## [What to work on]
Find every line below where the word "Comdty" occurs. Then say how many there are, giving only the number.

Material provided Start Marker

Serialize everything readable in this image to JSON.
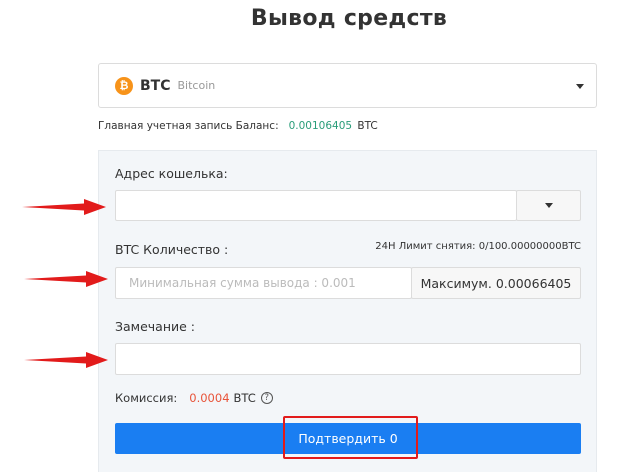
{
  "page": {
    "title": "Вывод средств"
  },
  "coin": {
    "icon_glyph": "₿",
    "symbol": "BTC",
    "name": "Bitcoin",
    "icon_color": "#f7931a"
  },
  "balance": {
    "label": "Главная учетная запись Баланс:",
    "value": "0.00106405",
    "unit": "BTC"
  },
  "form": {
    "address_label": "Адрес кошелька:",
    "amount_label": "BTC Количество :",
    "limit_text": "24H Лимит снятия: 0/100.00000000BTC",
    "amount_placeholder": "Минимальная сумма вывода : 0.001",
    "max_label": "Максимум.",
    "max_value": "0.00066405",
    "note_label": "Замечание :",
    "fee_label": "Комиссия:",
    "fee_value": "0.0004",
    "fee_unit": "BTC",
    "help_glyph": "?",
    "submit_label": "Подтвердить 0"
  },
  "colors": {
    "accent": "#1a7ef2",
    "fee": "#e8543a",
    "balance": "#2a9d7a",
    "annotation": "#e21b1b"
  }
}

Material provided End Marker
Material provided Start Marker

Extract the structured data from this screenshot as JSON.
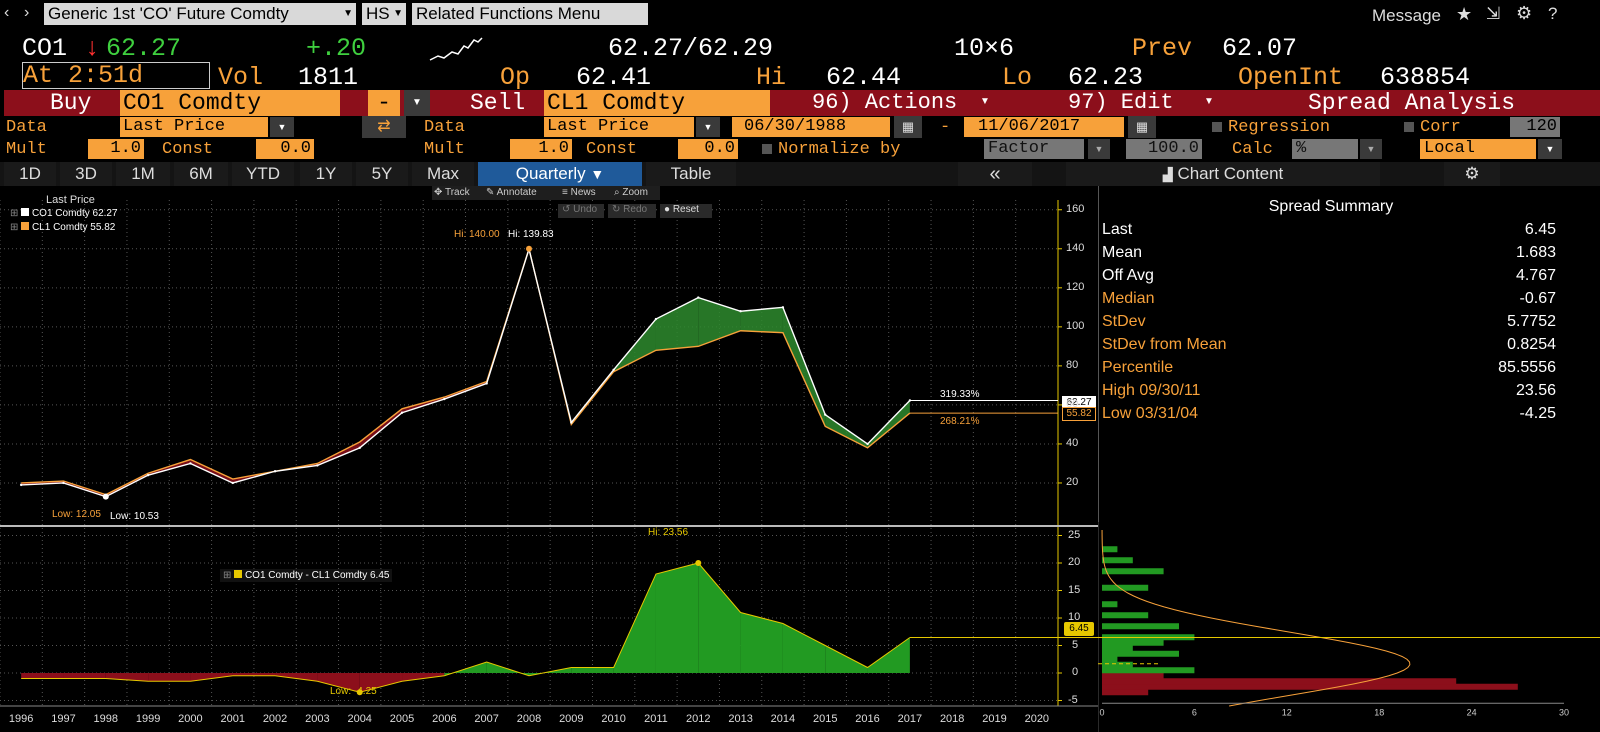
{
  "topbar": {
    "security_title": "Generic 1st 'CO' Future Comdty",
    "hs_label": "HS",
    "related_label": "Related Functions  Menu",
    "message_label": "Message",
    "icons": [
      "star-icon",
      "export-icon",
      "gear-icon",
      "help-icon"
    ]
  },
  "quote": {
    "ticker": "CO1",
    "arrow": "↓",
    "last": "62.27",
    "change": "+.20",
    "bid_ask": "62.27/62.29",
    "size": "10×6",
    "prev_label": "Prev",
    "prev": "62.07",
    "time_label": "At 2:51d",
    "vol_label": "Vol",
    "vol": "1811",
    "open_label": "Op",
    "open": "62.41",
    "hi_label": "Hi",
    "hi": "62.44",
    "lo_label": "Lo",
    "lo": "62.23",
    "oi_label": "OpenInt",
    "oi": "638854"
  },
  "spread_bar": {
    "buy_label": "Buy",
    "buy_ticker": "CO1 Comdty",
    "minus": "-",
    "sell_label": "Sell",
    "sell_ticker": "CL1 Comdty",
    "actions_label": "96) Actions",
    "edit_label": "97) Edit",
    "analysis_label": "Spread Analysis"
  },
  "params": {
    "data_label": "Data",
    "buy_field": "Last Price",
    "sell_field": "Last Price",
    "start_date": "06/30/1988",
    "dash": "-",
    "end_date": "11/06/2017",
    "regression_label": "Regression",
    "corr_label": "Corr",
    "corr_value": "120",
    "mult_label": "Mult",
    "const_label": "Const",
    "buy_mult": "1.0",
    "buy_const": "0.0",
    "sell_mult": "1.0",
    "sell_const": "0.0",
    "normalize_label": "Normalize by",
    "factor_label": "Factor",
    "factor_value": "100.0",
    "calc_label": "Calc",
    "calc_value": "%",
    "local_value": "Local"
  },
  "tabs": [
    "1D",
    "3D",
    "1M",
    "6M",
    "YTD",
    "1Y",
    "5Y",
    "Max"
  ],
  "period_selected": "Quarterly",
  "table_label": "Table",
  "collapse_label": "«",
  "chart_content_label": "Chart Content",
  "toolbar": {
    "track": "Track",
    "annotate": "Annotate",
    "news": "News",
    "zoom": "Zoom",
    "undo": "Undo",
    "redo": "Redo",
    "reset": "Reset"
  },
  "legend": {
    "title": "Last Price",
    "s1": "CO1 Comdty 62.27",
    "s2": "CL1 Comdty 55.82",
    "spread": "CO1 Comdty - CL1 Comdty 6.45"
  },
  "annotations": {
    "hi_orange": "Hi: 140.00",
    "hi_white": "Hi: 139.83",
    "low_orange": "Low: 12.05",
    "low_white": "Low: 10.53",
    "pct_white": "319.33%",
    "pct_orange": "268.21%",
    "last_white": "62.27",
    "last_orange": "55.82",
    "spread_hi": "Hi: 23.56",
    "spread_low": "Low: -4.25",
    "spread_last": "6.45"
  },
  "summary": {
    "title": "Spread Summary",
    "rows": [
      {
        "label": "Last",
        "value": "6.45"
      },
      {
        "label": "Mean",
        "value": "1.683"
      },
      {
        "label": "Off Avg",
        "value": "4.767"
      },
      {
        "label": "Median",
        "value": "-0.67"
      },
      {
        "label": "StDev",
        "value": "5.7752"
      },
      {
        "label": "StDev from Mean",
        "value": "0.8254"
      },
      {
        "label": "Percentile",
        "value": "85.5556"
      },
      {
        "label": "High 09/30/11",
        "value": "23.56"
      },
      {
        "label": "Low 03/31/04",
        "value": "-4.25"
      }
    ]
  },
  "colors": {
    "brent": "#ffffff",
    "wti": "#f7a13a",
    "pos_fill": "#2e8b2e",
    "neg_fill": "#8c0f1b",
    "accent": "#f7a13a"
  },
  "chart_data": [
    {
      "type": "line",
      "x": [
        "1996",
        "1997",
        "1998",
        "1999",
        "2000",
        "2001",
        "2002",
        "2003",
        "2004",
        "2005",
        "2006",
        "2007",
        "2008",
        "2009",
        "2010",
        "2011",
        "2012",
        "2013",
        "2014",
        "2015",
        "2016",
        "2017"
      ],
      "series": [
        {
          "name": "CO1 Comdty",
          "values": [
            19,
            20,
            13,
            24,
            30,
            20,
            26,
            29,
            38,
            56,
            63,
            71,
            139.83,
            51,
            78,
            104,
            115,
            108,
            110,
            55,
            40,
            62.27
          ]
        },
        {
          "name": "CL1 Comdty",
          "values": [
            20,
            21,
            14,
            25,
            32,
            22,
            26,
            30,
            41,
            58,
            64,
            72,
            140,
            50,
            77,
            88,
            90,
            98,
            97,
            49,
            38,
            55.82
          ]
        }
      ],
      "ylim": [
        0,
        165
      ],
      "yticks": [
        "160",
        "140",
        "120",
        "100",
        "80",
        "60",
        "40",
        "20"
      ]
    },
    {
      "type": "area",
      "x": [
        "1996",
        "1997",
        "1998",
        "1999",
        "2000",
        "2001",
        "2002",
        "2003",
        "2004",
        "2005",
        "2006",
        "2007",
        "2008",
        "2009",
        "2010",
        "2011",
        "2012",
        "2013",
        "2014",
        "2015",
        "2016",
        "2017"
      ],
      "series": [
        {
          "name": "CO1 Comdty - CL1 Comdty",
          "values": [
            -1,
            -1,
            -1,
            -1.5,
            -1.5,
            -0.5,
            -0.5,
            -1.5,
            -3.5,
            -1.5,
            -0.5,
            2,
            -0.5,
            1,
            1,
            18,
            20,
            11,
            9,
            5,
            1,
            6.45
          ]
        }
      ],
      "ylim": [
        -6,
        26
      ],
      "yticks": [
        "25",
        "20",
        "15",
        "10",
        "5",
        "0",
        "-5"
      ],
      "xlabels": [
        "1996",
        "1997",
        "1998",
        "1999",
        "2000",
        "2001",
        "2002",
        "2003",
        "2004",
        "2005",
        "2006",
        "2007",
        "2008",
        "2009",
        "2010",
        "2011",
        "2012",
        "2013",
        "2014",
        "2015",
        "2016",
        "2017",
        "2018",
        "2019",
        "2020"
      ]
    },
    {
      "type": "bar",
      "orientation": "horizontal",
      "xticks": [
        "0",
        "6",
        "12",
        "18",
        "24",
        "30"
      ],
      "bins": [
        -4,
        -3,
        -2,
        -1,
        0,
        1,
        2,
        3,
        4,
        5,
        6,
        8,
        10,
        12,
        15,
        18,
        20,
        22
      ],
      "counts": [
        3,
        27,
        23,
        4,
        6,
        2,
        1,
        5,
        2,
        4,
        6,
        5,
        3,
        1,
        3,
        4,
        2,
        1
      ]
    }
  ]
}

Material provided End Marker

## [Answer box]
9